Back to the main stage, passing what sounds like anincandescent Goldfrapp in the NME arena. PJ Harvey is on, shyly milking the applause beforelaunching into a taut performance of Good Fortune. Oneof the main stage’s smaller crowds laps it up, whichis a shame given the intensity of her work.
So we decide to head for the dance tent once more,the mind flagging at this point but the ground movingtechno beats of Josh Wink beckoning us hither.A pounding set culminates in the timeless Higher StateOf Consciousness, paving the way for Glasgow’sfavourite DJs, Slam. With a new album Year Zerodropping in August, the pair have an impressive showof lighting and graphics, beginning with a couple ofsinister images of George Bush and the legend “Lie ToMe”. The tent rocks to hits like Positive Educationand the soaring vocal of Tyrone in Lifetimes. Thecrowd is most impressive given the imminent arrival ofOrbital and the Pixies elsewhere.
Now we’re really struggling, and an enforced timeout for food prepares us for the blissed out vibes ofMassive Attack. The last beer coupon spent, andthe legs just about upright, we head for the NMEstage. The mood is set, a few distant flickers ofsunlight providing the perfect backdrop for 3D’s moodyrapping, just about audible. Starting down in thedepths with Angel and Risingson, the recently returnedDaddy G then adds the lyrical colour to Karmacoma.
Thesinister bass of Inertia Creeps packs a considerableimpact, as behind the band a skilfully used lightboard displays random newspaper headlines. “BowieHeart Op Shock” is a strangely affecting moment, butthe board comes into its own in Safe From Harm,showing the names of Iraqi children killed in thecurrent war. The highlight of Massive Attack’s set isa masterful trio from Blue Lines, an exultant BigWheel followed by a pumped up Safe From Harm and theever present, timeless Unfinished Sympathy.
Thoroughly satisfied now, the crowd enjoy anotherspectacular fireworks display in the almostdisbelieving knowledge that it didn’t rain!

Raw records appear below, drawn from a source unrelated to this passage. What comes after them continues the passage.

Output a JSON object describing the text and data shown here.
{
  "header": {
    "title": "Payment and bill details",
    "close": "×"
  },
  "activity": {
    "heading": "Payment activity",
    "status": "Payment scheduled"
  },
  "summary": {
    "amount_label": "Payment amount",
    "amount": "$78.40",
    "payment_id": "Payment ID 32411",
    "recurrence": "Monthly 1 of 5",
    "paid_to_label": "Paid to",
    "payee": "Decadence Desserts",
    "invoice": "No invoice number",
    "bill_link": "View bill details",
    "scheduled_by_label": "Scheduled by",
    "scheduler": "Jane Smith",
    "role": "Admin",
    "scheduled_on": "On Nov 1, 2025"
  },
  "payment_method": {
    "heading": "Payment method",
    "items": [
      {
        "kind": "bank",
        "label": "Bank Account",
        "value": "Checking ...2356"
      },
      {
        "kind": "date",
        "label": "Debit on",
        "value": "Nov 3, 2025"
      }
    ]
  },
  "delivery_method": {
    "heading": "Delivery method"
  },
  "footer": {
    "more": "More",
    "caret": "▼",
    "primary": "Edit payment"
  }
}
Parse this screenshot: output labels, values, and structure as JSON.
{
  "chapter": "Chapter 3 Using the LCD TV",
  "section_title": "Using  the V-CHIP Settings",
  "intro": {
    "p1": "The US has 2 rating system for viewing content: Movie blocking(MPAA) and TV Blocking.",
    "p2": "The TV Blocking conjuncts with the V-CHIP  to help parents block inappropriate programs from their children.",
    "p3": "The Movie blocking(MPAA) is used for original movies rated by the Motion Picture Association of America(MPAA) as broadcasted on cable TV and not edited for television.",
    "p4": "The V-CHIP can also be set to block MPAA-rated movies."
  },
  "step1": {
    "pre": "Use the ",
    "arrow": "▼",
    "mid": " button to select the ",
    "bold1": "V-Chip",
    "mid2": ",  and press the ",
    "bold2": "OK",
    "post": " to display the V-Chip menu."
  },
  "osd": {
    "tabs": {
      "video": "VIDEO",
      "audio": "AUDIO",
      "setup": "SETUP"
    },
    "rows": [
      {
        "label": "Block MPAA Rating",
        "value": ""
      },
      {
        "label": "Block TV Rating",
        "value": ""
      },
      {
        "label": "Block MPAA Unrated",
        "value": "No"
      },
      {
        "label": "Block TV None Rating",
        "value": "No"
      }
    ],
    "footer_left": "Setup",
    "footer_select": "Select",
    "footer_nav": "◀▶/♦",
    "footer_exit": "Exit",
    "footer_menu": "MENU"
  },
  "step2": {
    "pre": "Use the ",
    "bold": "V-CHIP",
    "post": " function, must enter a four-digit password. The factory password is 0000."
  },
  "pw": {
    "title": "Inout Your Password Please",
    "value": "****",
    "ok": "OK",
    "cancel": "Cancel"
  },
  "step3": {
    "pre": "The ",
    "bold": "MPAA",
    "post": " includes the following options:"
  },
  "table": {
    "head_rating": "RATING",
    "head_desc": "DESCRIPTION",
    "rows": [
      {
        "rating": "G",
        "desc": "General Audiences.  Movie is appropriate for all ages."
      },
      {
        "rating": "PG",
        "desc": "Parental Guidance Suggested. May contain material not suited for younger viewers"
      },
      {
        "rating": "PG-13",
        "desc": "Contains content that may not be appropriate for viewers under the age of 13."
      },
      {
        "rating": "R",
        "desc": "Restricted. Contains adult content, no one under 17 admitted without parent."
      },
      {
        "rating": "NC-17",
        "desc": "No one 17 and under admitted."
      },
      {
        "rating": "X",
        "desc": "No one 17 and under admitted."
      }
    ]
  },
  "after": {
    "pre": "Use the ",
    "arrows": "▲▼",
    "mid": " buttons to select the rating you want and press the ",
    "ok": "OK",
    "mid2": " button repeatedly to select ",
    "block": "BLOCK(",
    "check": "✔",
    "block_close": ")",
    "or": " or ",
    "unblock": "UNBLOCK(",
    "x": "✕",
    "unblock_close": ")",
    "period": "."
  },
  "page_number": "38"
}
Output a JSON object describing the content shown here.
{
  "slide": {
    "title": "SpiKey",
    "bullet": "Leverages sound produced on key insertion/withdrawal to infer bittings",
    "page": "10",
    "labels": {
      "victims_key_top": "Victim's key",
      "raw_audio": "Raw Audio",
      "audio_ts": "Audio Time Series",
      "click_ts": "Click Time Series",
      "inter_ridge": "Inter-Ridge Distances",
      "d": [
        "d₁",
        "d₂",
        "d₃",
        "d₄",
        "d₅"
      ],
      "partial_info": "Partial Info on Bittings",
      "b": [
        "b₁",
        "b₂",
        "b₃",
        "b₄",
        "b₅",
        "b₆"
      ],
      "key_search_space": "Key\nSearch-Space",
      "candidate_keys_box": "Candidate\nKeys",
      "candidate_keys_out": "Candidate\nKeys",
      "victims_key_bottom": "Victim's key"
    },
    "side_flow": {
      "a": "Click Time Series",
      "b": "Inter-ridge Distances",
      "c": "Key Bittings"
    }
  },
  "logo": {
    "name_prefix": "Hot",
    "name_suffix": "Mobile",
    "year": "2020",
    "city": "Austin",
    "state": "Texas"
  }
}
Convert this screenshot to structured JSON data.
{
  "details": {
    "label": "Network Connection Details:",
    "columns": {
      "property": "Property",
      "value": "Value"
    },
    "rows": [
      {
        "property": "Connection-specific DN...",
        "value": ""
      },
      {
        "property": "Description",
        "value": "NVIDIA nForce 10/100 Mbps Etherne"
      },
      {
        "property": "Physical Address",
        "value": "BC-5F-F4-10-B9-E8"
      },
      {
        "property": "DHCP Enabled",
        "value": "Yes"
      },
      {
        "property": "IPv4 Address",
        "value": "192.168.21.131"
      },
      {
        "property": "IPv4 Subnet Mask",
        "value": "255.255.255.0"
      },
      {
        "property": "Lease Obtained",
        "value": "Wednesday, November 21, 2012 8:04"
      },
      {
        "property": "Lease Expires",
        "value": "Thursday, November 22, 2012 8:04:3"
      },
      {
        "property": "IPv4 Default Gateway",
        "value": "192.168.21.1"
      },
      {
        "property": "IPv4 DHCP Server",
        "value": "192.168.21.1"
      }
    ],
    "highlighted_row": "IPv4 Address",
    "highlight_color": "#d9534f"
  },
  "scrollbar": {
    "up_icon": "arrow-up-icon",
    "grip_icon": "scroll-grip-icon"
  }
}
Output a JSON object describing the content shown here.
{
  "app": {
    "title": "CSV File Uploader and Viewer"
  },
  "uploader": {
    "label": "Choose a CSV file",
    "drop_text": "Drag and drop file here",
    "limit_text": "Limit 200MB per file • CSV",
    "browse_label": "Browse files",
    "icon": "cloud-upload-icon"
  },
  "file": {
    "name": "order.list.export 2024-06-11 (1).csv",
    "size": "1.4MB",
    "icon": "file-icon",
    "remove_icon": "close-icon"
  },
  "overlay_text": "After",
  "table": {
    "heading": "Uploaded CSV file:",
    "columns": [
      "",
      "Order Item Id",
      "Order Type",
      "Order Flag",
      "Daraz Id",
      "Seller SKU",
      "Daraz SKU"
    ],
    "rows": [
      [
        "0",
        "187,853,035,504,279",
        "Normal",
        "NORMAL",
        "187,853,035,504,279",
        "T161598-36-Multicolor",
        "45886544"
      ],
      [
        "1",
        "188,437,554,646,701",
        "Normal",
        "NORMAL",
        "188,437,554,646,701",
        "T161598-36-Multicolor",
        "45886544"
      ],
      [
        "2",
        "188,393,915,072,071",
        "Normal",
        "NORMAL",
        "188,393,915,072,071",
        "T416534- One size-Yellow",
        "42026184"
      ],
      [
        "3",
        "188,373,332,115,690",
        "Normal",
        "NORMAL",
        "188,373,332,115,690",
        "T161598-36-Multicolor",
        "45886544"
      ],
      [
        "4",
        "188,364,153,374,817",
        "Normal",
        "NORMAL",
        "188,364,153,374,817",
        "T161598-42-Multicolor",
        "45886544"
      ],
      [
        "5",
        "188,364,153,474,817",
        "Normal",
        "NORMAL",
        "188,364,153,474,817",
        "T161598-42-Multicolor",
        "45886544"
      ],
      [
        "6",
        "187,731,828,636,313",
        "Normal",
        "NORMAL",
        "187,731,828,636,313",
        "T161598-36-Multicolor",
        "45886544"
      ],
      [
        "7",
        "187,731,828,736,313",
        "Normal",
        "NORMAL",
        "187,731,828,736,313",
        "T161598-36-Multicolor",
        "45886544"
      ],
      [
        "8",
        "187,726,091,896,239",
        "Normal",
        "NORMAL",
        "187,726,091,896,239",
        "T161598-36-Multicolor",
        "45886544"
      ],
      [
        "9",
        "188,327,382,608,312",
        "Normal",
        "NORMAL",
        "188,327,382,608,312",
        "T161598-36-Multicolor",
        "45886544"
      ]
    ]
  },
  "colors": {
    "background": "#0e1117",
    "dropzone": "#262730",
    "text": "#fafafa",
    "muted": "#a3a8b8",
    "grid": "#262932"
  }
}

And sogood was this festival experience that some ticketsfor 2005 have already gone on sale. I for one will notwant to miss the experience!